"The U.S. should immediately reconsider its plans to sell F-16s to Pakistan until these laws are repealed and those accused of blasphemy are released from prison,” she added.

The All Pakistan Minorities Alliance (APMA), a human rights group based in Pakistan, is assisting Masih in his defense. It reports that Masih faces immediate danger from other inmates who have beaten him and threatened to kill him.

Local Islamic organizations have held protest marches to demand the death penalty for Masih, prompting some local Christians to flee.

Masih told the APMA that in the course of his work as a janitor he was asked to burn discarded documents of which he had no knowledge and which he could not read because he is illiterate. Masih says he is being falsely blamed.

The initial charges were brought against Masih by his Muslim neighbors.

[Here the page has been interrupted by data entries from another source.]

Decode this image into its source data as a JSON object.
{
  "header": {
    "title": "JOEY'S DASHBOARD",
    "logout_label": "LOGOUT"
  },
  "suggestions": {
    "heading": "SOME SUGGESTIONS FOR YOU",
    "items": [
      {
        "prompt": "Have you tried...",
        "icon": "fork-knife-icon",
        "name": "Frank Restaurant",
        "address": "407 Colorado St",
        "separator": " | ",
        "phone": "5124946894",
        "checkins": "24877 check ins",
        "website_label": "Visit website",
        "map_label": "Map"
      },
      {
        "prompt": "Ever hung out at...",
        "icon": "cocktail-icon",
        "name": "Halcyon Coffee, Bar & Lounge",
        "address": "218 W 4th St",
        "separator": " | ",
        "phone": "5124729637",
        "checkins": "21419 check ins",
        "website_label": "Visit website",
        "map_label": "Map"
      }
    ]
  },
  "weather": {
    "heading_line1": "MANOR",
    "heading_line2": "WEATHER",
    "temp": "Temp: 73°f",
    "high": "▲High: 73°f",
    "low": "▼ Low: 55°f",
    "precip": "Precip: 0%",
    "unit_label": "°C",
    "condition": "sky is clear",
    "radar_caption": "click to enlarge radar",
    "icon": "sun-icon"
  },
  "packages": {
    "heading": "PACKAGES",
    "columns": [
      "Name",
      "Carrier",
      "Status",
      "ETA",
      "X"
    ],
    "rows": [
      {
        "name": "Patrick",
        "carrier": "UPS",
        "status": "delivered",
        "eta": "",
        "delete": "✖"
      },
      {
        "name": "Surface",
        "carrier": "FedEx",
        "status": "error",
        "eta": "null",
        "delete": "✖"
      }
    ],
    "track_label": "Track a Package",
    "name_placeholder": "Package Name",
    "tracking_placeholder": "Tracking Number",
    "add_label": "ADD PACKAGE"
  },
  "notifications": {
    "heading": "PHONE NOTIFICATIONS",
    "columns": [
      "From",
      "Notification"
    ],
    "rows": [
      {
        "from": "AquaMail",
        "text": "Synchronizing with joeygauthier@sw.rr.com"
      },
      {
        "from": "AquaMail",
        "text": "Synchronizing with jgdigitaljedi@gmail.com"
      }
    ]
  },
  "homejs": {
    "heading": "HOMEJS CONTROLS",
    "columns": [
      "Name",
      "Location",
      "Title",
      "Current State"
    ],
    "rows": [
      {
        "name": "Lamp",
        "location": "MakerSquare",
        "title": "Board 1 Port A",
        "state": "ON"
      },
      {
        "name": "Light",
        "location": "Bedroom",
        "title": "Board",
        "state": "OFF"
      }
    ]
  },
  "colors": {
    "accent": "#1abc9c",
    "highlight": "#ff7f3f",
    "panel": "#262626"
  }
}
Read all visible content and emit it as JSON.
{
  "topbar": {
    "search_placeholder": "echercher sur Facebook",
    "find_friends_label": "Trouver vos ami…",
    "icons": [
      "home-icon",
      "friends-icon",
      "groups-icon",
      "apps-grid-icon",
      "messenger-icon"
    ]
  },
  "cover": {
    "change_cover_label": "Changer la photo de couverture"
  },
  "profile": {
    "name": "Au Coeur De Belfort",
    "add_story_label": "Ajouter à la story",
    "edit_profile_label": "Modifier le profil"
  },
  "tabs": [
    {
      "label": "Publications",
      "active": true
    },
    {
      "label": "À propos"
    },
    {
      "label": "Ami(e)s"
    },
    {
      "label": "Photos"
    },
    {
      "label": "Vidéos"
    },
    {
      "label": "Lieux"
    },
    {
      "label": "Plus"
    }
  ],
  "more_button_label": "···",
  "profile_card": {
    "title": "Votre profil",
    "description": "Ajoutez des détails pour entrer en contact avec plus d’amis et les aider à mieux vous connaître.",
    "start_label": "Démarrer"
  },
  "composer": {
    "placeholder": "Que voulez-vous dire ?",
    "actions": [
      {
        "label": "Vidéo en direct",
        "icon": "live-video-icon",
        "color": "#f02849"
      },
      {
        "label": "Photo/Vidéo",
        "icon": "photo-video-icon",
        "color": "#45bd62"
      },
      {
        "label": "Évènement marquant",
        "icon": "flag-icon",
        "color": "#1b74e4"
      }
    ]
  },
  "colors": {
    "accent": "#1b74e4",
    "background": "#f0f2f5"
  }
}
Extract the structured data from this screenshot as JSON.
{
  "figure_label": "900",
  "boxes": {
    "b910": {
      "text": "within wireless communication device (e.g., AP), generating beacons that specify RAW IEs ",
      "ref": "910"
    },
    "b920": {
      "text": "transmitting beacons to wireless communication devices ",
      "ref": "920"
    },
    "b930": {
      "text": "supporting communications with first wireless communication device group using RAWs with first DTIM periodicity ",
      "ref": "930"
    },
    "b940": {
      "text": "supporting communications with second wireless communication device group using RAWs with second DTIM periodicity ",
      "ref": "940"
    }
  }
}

If the case goes to court, Masih's testimony, under Pakistan's sharia law, could be given half the weight of his neighbors' because he is not Muslim.

"Pakistan's blasphemy laws violate due process and have been persistently used to persecute religious minorities, particularly Christians and Ahmadis, and to press personal grievances," said Shea. "These discriminatory laws should be abolished."

Some 80 Christians are now imprisoned for blasphemy in Pakistan, and 650 people, both Muslim and non-Muslim, have been falsely accused and arrested under the blasphemy laws since 1988.

The Center for Religious Freedom has recently published book, Radical Islam's Rules, which examines Pakistan's use of sharia law.

Comments

Recent activity:

Follow us: